Falling Man, Don DeLillo: a post 9/11 novel
See 9/11 Falling Man reflection here.
Set in a post-9/11 world, Falling Man, Don DeLillo’s most recent novel (May 2007), attempts to grapple with the social, interpersonal, psychological and, at times, spiritual impact of the destruction of Twin Towers. This impact is etched into the life of fictional Manhattan survivor, Kieth Neudeckor, and his family.
The themes, characters, structure, and plot of Falling Man raise many questions without providing all the answers. The reader is immediately thrust into a world “of falling ash and near night,” and abandoned in anticipation to find his/her way through the achronological sequence of events that follow. Along the way we encounter a suit and tie performance artist who jumps from great heights while attached to a hidden safety harness, whose purpose is never made crystal clear. What would compel a man to do such a thing? This character is, of course, snatched from the controversial photo taken during 9/11 of a man free falling in front of the Two Towers (right).
Despite the disjointed, post-modern structure of the novel, its content is decidedly existential. We are given an embarrassingly privileged and gripping insight into how some people have and must still struggle with the force of this tragedy. As a result of reading this book, I already possess a greater empathy for the 9/11 survivors and victims’ families.
The book moves beyond sentiment and compassion to wrestle with the connected and deeply philosophical, theological questions of epistemology, reason for being, etc. Some quotes…
“Human existence had to have a deeper source than our own dank fluids. Dank or rank. There had to be a force behind it, a principal being who was and is and ever shall be.”
“God used to be an urban Jew. He’s back in the desert now.”
“God would consume her. God would de-create her and she was too small and tame to resist. That’s why she was resisting now.
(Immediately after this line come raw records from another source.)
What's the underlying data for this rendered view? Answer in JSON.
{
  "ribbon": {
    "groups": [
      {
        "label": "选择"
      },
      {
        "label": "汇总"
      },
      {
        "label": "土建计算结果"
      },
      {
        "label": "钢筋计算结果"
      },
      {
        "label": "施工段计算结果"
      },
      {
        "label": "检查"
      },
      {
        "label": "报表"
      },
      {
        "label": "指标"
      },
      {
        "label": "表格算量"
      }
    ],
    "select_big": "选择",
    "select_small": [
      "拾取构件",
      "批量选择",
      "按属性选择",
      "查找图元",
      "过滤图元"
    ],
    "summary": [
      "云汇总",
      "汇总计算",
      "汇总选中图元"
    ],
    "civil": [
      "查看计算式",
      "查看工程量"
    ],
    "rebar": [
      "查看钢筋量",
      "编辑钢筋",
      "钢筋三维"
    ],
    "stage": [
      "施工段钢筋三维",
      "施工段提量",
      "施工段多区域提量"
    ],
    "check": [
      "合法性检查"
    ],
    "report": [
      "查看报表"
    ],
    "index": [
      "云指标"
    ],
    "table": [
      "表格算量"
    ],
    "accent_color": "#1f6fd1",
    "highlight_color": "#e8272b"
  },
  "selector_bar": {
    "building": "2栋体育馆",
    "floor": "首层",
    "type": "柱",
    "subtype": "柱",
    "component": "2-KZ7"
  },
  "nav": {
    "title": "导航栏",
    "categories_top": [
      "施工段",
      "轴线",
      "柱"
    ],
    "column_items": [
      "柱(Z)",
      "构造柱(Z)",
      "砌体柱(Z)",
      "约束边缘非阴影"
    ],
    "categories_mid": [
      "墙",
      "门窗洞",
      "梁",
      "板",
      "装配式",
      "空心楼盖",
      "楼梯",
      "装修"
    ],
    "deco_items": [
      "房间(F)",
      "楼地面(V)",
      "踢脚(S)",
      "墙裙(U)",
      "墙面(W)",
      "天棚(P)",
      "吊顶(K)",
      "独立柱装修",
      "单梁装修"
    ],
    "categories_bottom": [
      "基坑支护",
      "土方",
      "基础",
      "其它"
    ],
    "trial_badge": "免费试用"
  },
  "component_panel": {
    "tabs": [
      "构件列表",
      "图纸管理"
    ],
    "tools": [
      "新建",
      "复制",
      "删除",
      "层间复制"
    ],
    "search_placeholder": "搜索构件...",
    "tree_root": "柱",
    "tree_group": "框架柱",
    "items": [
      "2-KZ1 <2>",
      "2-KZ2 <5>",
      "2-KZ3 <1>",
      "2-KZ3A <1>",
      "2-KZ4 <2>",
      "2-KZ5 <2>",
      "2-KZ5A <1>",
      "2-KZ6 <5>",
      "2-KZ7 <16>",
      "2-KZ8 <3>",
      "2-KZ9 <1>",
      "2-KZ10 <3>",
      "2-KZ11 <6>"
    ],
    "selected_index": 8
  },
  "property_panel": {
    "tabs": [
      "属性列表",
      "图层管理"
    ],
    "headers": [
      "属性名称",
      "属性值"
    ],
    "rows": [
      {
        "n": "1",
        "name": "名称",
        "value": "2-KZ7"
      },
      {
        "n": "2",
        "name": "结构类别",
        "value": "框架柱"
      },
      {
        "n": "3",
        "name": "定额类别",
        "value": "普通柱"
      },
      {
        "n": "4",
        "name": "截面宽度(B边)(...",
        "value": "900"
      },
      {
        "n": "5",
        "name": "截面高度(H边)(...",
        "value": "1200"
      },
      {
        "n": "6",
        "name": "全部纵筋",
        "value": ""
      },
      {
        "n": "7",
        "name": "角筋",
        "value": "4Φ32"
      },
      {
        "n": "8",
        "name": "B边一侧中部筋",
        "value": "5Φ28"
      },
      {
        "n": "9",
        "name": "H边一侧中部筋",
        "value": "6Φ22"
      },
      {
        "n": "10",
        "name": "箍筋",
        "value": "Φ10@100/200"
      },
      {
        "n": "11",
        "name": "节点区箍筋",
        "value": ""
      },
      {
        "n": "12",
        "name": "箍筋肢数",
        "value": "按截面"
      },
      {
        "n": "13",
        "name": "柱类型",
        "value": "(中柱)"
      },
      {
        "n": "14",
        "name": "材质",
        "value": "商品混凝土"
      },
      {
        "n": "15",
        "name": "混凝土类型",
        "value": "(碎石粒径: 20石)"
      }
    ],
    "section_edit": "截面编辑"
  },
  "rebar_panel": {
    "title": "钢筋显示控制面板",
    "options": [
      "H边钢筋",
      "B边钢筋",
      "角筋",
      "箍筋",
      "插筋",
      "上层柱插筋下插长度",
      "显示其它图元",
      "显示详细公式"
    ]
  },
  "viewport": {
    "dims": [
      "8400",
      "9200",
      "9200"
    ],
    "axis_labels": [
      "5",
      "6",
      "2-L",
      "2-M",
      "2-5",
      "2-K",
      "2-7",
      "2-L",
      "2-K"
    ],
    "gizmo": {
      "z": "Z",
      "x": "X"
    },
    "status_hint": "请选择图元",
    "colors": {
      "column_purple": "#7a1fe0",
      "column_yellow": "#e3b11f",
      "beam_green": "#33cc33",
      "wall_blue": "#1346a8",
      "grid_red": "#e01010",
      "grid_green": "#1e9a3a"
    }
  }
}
Because think about it. Because once you believe such a thing. God is, then how can you escape, how survive the power of it, is and was and ever shall be.”
“Twenty years. Eating and sleeping together. You don’t know? Did you ask him? Did you press him?”
“They talked a minute longer, then went to their designated tables without making plans to meet later. The idea of later was elusive.”
Falling Man has been criticized for being a “frustratingly disjointed novel” and praised as “pages of magnificent force and control.” It would be best to read it and decide for yourself. But beware, if imperfect endings and unresolved conflicts bother you, this is not the book for you (or perhaps it is just what you need).